“My wife’s laptop went seven years before I replaced the battery,” says Lloyd, “And it was at the point where the battery only lasted an hour or two when it should have lasted eight or ten.” 

[Related: Cell phone batteries are destined to die, and we have physics to blame]

But this doesn’t affect the device, which is still safe to use and won’t suddenly explode. Those kinds of failures are normally the result of manufacturing defects or damage, not regular use, explains Lloyd. If you’re curious, you can check how many cycles your laptop has already gone through and compare it to its rated lifespan as stated in its user’s manual. 

On a PC, open Command Prompt (you can find it by searching for it next to the start menu), type powercfg /batteryreport, and then hit Enter. Next, open File Explorer and go to your user folder. (If you have trouble finding it, type C:Users[YOUR USERNAME] in the folder navigation bar. Once you’re there, open the file called battery-report.html. There you’ll find your battery’s cycle count, as well as other information about it like how much capacity it currently has. 

On a Mac, Option-click on the Apple menu and select System Information. Under Hardware, select Power and you’ll see the Cycle Count listed. 

When to replace your device battery

In short, whenever you want to.

Regardless of what your laptop or smartphone is telling you, if your device is still performing normally, you don’t have to change the battery. And even if it’s not holding as much charge as it used to, if it’s still lasting long enough for you, then you don’t have to do anything about it. It’s only when the drop in performance starts to affect you that you really need to get another one. 

But if you’re planning to keep your gadgets around for longer, you should plan on replacing their battery at some point. 

“You have to think of your phone like a car,” says Lloyd. “There are things that can degrade and wear out over time that just need to be replaced.”

How to replace a battery

How easy it will be to replace a battery will depend on the device you’re working with. It can be a simple process involving a single screw, or an incredibly complicated enterprise that requires you to disassemble your entire computer and melt an incredibly sticky adhesive while you try not to break anything (we’re looking at you Apple). 

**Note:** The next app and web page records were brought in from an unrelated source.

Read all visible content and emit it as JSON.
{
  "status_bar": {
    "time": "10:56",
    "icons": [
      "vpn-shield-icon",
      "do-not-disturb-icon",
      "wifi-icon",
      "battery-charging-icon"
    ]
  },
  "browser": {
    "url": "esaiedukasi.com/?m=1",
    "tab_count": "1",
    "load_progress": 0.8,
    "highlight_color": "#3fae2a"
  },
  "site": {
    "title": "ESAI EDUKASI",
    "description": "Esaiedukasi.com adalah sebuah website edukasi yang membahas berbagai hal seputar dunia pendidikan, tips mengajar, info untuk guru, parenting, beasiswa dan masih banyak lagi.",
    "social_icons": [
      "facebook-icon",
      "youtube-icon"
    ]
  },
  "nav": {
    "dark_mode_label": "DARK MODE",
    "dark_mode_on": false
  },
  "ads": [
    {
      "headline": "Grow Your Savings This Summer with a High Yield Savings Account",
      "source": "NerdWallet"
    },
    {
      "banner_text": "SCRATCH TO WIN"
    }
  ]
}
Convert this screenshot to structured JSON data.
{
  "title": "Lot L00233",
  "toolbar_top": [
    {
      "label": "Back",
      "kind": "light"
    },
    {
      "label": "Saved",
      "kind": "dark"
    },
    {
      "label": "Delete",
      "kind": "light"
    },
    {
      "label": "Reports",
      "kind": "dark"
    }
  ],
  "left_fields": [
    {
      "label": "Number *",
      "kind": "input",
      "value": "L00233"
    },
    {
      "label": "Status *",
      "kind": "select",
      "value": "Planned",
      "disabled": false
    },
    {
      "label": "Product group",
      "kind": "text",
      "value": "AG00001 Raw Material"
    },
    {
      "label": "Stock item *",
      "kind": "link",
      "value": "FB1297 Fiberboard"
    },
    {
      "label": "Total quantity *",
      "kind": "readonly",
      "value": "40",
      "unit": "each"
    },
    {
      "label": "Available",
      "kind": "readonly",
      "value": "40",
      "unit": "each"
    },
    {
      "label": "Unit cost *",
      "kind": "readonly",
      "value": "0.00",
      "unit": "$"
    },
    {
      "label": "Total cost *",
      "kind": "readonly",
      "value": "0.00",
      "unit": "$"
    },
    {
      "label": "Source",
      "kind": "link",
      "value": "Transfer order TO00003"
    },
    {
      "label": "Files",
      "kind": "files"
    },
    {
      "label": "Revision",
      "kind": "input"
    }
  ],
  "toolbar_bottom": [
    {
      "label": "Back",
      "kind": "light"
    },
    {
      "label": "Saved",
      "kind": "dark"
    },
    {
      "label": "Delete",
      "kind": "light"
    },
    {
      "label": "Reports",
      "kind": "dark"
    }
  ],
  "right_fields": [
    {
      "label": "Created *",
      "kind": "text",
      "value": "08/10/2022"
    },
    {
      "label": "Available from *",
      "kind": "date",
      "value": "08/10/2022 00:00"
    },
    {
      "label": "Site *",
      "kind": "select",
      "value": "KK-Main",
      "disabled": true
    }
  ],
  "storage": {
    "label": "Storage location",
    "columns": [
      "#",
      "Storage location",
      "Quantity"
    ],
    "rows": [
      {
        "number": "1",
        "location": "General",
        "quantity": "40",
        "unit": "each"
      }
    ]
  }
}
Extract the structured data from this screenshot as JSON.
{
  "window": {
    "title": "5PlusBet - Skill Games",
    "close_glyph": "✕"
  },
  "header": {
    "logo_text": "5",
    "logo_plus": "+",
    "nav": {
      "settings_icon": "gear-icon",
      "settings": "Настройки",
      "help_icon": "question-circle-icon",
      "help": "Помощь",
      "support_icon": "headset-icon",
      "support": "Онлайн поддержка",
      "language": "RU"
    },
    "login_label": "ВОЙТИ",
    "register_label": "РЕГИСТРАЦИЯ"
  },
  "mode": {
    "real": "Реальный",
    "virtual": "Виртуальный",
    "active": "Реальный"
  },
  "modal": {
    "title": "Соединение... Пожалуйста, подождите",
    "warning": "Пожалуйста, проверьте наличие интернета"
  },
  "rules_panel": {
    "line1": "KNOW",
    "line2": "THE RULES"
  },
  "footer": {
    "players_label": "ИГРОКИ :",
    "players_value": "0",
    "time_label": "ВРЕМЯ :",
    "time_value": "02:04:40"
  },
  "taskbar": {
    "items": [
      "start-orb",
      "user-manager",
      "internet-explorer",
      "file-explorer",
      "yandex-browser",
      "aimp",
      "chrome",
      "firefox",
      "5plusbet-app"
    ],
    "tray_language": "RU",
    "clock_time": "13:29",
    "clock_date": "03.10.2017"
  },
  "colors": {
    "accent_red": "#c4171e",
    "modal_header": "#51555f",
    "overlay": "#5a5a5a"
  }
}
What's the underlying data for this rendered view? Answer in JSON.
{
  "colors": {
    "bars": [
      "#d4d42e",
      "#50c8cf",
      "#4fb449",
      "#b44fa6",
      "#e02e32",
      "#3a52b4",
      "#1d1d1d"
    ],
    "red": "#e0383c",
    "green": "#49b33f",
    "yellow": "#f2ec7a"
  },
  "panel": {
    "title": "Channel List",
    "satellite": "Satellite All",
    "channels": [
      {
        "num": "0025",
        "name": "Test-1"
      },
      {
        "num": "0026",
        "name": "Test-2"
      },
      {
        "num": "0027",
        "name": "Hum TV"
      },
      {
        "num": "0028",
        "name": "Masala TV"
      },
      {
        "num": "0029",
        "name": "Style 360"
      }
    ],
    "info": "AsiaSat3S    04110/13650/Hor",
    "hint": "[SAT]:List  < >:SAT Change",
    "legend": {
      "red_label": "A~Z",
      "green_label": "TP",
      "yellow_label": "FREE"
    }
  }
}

If the battery starts to fail within the warranty period, the easiest thing to do is to contact the manufacturer, as they might cover the part and the replacement. If your warranty is expired, you can take your device to a repair store—or replace the battery yourself. 

[Related: Make your laptop battery last all day]

If you choose the DIY path, check out iFixit’s step by step guides to see what’s involved. Keep in mind that it may be a bigger job than you’re prepared to do, and if that’s the case, it’s totally fine to reach out to a repair shop. If you feel confident and are ready to get your hands dirty, iFixit also sells kits that include reputable sourced parts and all the tools you’ll need for most popular devices.